-- TASK BRIEF --
Find how many lines in the data below include the word "name", then write only that number.

-- TASK INPUT --
--- START ---
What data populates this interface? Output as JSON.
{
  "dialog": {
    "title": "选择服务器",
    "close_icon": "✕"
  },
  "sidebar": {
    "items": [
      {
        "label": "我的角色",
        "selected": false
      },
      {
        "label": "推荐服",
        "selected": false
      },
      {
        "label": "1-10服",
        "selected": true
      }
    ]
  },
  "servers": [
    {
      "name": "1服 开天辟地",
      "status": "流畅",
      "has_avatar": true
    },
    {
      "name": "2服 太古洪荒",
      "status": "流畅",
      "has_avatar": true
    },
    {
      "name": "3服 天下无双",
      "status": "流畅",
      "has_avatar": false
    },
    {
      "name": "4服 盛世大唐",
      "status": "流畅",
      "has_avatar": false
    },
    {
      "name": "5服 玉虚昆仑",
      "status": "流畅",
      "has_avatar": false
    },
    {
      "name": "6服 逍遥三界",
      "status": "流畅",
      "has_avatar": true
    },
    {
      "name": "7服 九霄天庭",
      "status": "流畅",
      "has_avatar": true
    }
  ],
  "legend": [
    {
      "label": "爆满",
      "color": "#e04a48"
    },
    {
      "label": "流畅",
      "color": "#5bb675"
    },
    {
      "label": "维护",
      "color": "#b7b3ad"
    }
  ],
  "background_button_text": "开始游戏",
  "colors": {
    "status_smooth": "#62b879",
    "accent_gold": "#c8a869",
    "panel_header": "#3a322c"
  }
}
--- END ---
-- REPLY TO THE EXERCISE --
7